Aircraft of the Imperial Japanese Navy, Land-Based Aviation, 1929-1945 Volume I
This 104-page soft cover book is the fourth title in Casemate’s AIR COLLECTION series about Japanese military aircraft. Like its predecessors, it is an English translation of a Spanish title originally published in Spain in 2008. The book includes 170 full-color aircraft profiles, beginning with a twin-seat 1913 Nieuport NG and continuing up to such naval aircraft in service at the end of the war as the Yokosuka D4Y2 Judy and Model 11 Koo Nakajima J1N1-Sa Gekko. It is obvious the author/illustrator has a great knowledge of the subject and the artistic talent to present it visually. Sixty-nine different aircraft types are represented and the nicely rendered illustrations display the variety of color schemes and national markings that were used by the Imperial Japanese Navy during the period. There are no photographs, but they are not necessary.

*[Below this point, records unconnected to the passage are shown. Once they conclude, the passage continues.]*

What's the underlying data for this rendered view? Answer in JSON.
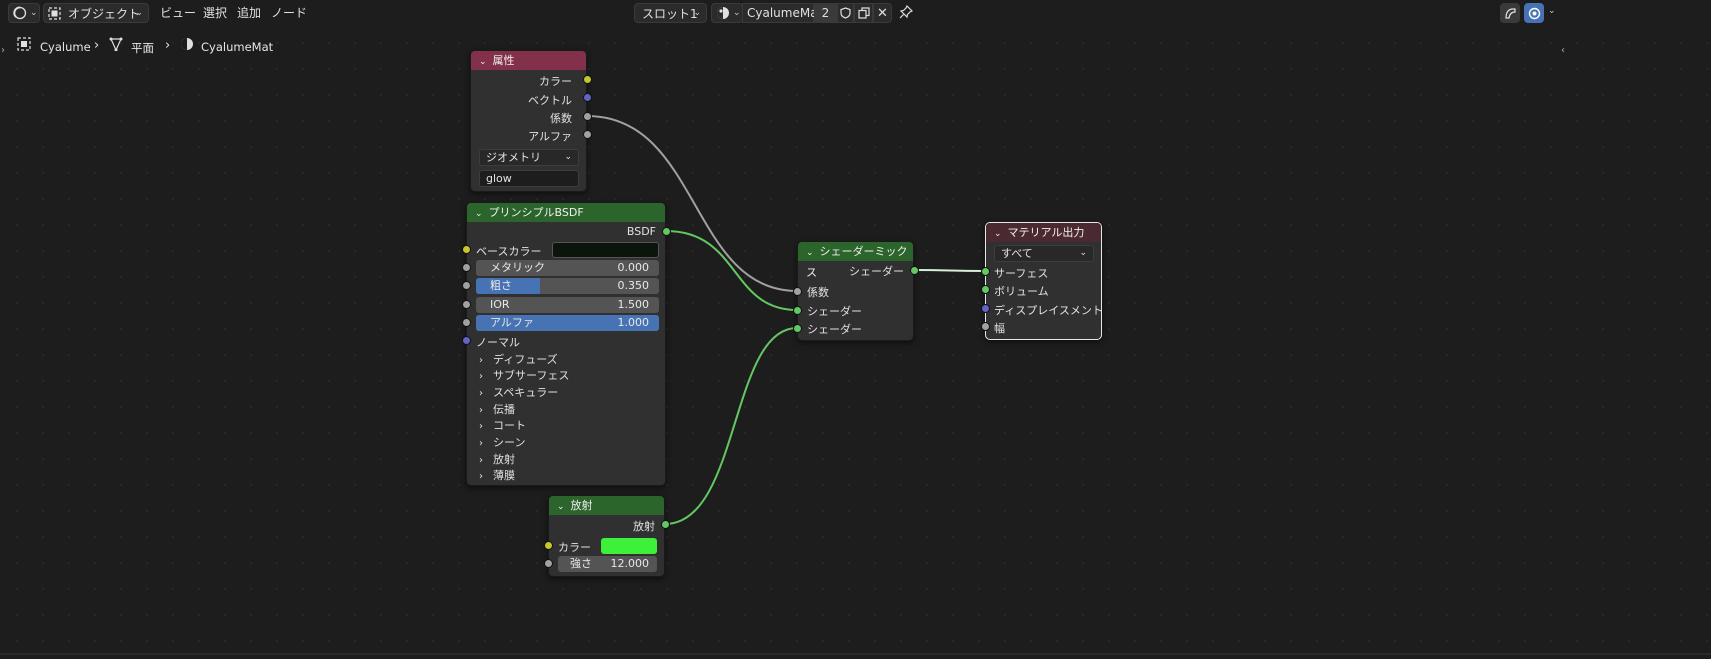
{
  "header": {
    "mode_label": "オブジェクト",
    "menus": [
      "ビュー",
      "選択",
      "追加",
      "ノード"
    ],
    "slot_label": "スロット1",
    "material_name": "CyalumeMat",
    "user_count": "2"
  },
  "breadcrumb": {
    "object": "Cyalume",
    "mesh": "平面",
    "material": "CyalumeMat"
  },
  "nodes": {
    "attribute": {
      "title": "属性",
      "outputs": [
        "カラー",
        "ベクトル",
        "係数",
        "アルファ"
      ],
      "type_value": "ジオメトリ",
      "name_value": "glow"
    },
    "principled": {
      "title": "プリンシプルBSDF",
      "output": "BSDF",
      "base_color_label": "ベースカラー",
      "base_color": "#0b150b",
      "metallic": {
        "label": "メタリック",
        "value": "0.000",
        "fraction": 0
      },
      "roughness": {
        "label": "粗さ",
        "value": "0.350",
        "fraction": 0.35
      },
      "ior": {
        "label": "IOR",
        "value": "1.500",
        "fraction": 0
      },
      "alpha": {
        "label": "アルファ",
        "value": "1.000",
        "fraction": 1
      },
      "normal_label": "ノーマル",
      "panels": [
        "ディフューズ",
        "サブサーフェス",
        "スペキュラー",
        "伝播",
        "コート",
        "シーン",
        "放射",
        "薄膜"
      ]
    },
    "emission": {
      "title": "放射",
      "output": "放射",
      "color_label": "カラー",
      "color": "#3ef03a",
      "strength": {
        "label": "強さ",
        "value": "12.000"
      }
    },
    "mix": {
      "title": "シェーダーミックス",
      "output": "シェーダー",
      "inputs": [
        "係数",
        "シェーダー",
        "シェーダー"
      ]
    },
    "output": {
      "title": "マテリアル出力",
      "target": "すべて",
      "inputs": [
        "サーフェス",
        "ボリューム",
        "ディスプレイスメント",
        "幅"
      ]
    }
  },
  "colors": {
    "attribute_header": "#83314a",
    "shader_header": "#2b652b",
    "output_header": "#4a2a30",
    "socket_shader": "#63c763",
    "wire_gray": "#a1a1a1",
    "accent": "#4772b3"
  }
}
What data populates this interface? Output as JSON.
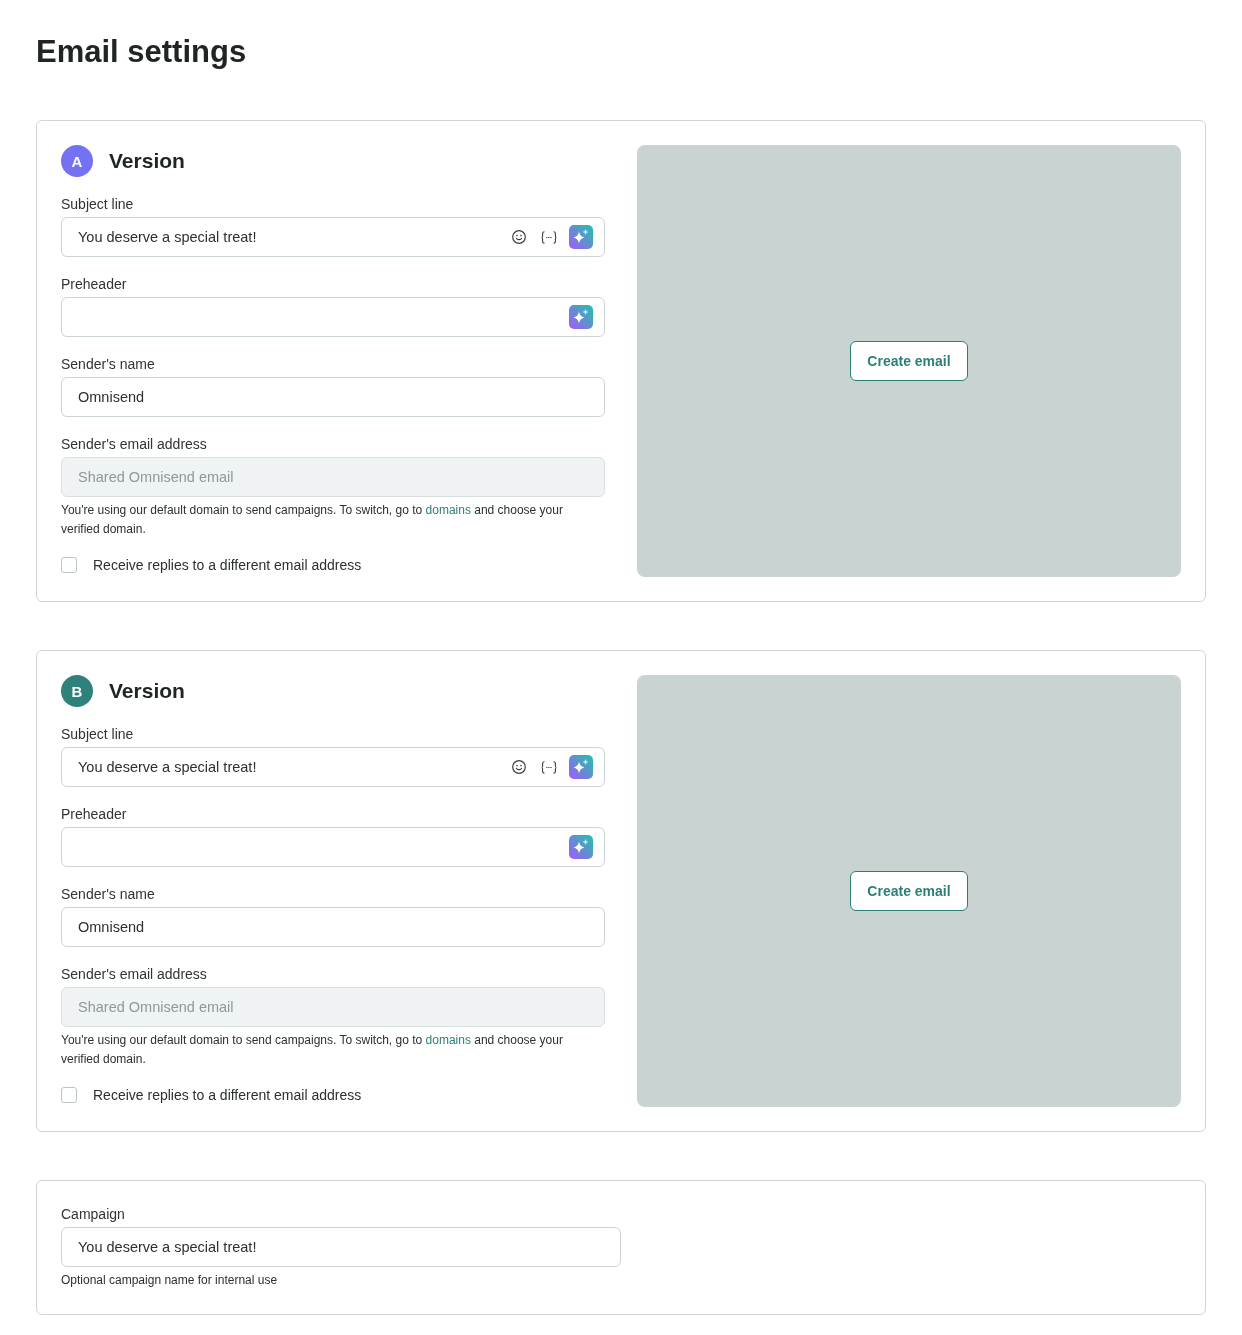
{
  "title": "Email settings",
  "versions": [
    {
      "badge": "A",
      "color": "#7472f2",
      "title": "Version",
      "fields": [
        {
          "kind": "subject",
          "label": "Subject line",
          "value": "You deserve a special treat!",
          "disabled": false
        },
        {
          "kind": "preheader",
          "label": "Preheader",
          "disabled": false
        },
        {
          "kind": "sender_name",
          "label": "Sender's name",
          "value": "Omnisend",
          "disabled": false
        },
        {
          "kind": "sender_email",
          "label": "Sender's email address",
          "placeholder": "Shared Omnisend email",
          "disabled": true,
          "hint": {
            "before": "You're using our default domain to send campaigns. To switch, go to",
            "link": "domains",
            "after": "and choose your verified domain."
          }
        }
      ],
      "reply_checkbox": {
        "label": "Receive replies to a different email address",
        "checked": false
      },
      "preview": {
        "button": "Create email"
      }
    },
    {
      "badge": "B",
      "color": "#2f827b",
      "title": "Version",
      "fields": [
        {
          "kind": "subject",
          "label": "Subject line",
          "value": "You deserve a special treat!",
          "disabled": false
        },
        {
          "kind": "preheader",
          "label": "Preheader",
          "disabled": false
        },
        {
          "kind": "sender_name",
          "label": "Sender's name",
          "value": "Omnisend",
          "disabled": false
        },
        {
          "kind": "sender_email",
          "label": "Sender's email address",
          "placeholder": "Shared Omnisend email",
          "disabled": true,
          "hint": {
            "before": "You're using our default domain to send campaigns. To switch, go to",
            "link": "domains",
            "after": "and choose your verified domain."
          }
        }
      ],
      "reply_checkbox": {
        "label": "Receive replies to a different email address",
        "checked": false
      },
      "preview": {
        "button": "Create email"
      }
    }
  ],
  "campaign": {
    "label": "Campaign",
    "value": "You deserve a special treat!",
    "hint": "Optional campaign name for internal use"
  }
}
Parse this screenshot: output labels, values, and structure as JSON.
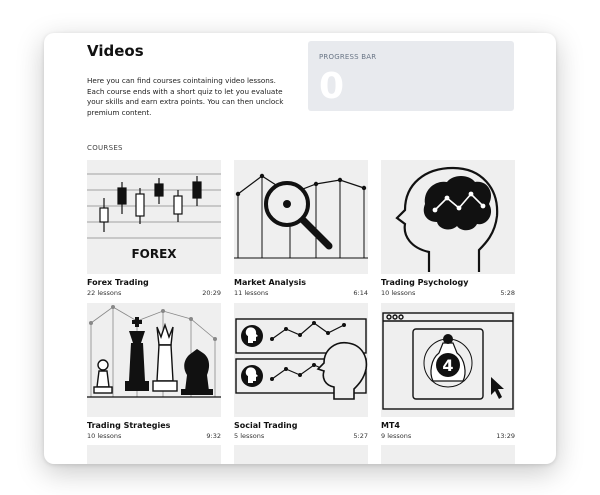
{
  "page": {
    "title": "Videos",
    "intro": "Here you can find courses cointaining video lessons. Each course ends with a short quiz to let you evaluate your skills and earn extra points. You can then unclock premium content."
  },
  "progress": {
    "label": "PROGRESS BAR",
    "value": "0",
    "fraction": 0
  },
  "courses_label": "COURSES",
  "courses": [
    {
      "title": "Forex Trading",
      "lessons": "22 lessons",
      "duration": "20:29",
      "thumb_text": "FOREX",
      "icon": "candlestick-chart-icon"
    },
    {
      "title": "Market Analysis",
      "lessons": "11 lessons",
      "duration": "6:14",
      "icon": "magnifier-chart-icon"
    },
    {
      "title": "Trading Psychology",
      "lessons": "10 lessons",
      "duration": "5:28",
      "icon": "brain-head-icon"
    },
    {
      "title": "Trading Strategies",
      "lessons": "10 lessons",
      "duration": "9:32",
      "icon": "chess-pieces-icon"
    },
    {
      "title": "Social Trading",
      "lessons": "5 lessons",
      "duration": "5:27",
      "icon": "social-heads-icon"
    },
    {
      "title": "MT4",
      "lessons": "9 lessons",
      "duration": "13:29",
      "thumb_text": "4",
      "icon": "mt4-window-icon"
    }
  ]
}
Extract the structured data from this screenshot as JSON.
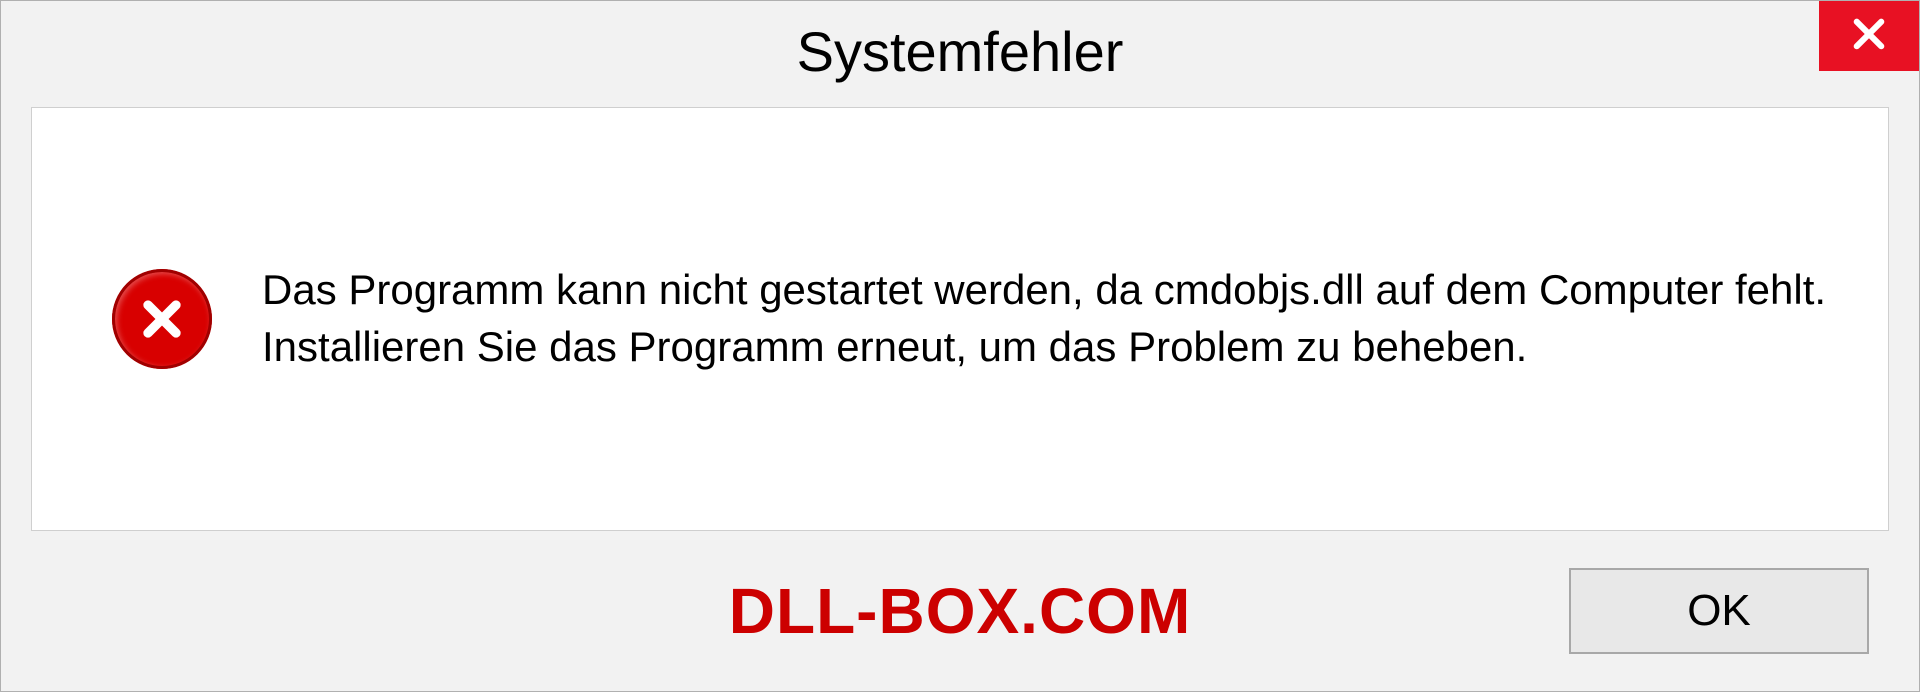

Although the title and the multitude of full-color profiles clearly identify aircraft as the subject of this book, the author/artist begins his extensive narrative by presenting a well-researched study of Japanese naval warfare that was originally awakened to the “Culture of Western Warfare” when Admiral Perry sailed a fleet of modern US warships into Tokyo harbor in 1853. In fact, the first mention of naval aviation does not occur until aircraft carriers are mentioned on page 20. From there on, in chronological order, the subject is fully covered in detail.
At first, it seemed a bit curious that such an extensive multi-national political/military history preceded covering the subject of Japanese Naval aircraft. But, this reviewer found the first 20 pages to be of value in developing an understanding of how decades of escalating military conflicts between Japan and neighboring China, Russia and Korea both fostered the growth of IJN aviation and contributed to WW II (and may help explain some worldwide tensions that continue to this day).
From that point on, the text describes the history of Japanese naval aviation that lead up to WW II and then carefully explains, in chronological order, the establishment and evolution of fighter, bomber, torpedo, reconnaissance and training units as the war continued. The author documents the years of victories and expansion, and the subsequent reversals that saw the ascendant aggressor become the desperate defender. Cea proves he knows much about the subject and has thoroughly researched it. In some instances, he describes combat operations in considerable detail, including kills claimed by both sides and the exact date of the occurrence.
Unlike Cea’s books on the aircraft of the IJA, this book about IJN aircraft does not devote extensive test to descriptions of tail codes and markings. That is accomplished in a series of brief highlighted text blocks placed adjacent to aircraft illustrations throughout the book (as shown in the example page below). They are adequate, but sometimes might require a bit of ‘translating’ on the reader’s part. Take for example, Mrs. Hopwood’s translation of Mr. Cea’s original Spanish text on page 61 describing tail identification codes painted on Tokoh Kaigun Kokutai aircraft:
“To Ko – In katakana, in both sights of the tail unit, labelled in white in camouflaged aircraft. O – In white or black in both sights of the tail unit. The colour depended if the aircraft was camouflaged or it was not. This indicative was used indistinctly with the previous.”
Putting aside the minor translation challenges, those interested in Japanese military aircraft will find this book to be of value. Those who build models of Japanese Naval aircraft will find much within its pages to guide them. Those who have purchased Cea’s previous titles will, no doubt, want to add this one to their growing collection. It is recommended.
My thanks to Casemate Publishing and IPMS/USA for the opportunity to review this book.